From all of this it is possible to deduct that there is another step necessary in the process of becoming ready to step onstage and perform: one that is just as important as mastering the notes. By better preparing for the parameters presented by a specific performance event, perhaps musicians can open themselves up to a new world of possibilities. With this research project, I have tried to propose one model for how to anticipate, prepare, and create performances that are uniquely adapted to the challenges and opportunities presented by a given venue.  For example, when performing a soft passage in a noisy environment, our immediate response is to play louder, even though that may disrupt the character we seek. When faced with a similar situation however, I had planned out exactly what I would do in such a scenario, and practiced a solution that overcame the acoustical challenges of a noisy performance space while maintaining and even enhancing the character I wanted.


This study shows that it is extremely useful to mindfully prepare for the act and space of performance, even though not everything I planned was fully successful. I would like to keep exploring this process and incorporate it into my everyday practice however, in order to find the most effective means of predicting and handling venue-specific interpretive modifications. 


perceptiveness for circumstances of performance


Through this research project I also found that I became much more aware and perceptive of the external factors that can influence my performances. It is impossible to react to one's circumstances if we cannot identify them. I have found that noticing little details about a given venue, far beyond the quality of the instrument awaiting us onstage, can be crucial for making successful interpretative choices: something I'm much better at after having gone through the experience of forcing myself to consciously plan for and react to the stimuli and obstacles presented by various venues.


Perhaps however, one can be too aware of these external factors. During my experimental performances I often became preoccupied with noticing the situation around me, from lighting and aural feedback, to proximity to the audience and seat placement. Sometimes these circumstances were not what I had expected, or they changed during the course of my performance: like in the music club, for example. This means however that it may also be important to expect and prepare for different scenarios within a specific venue, or in other words, to practice many different versions of an interpretation for one type of venue as well as for many different types of venues.

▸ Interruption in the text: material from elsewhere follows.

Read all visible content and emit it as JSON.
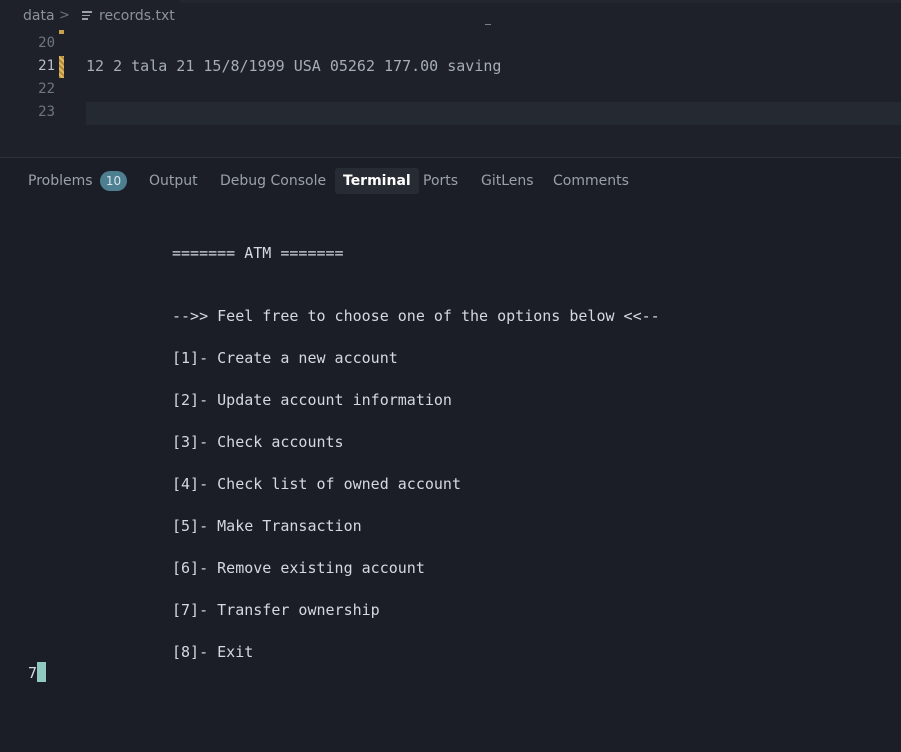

If we work at cultivating this kind of flexibility, in time we should be able to react to any venue-specific scenario quickly and effortlessly. Ultimately however, this too seems like an exercise that will stimulate and enrich our imaginations and experiences.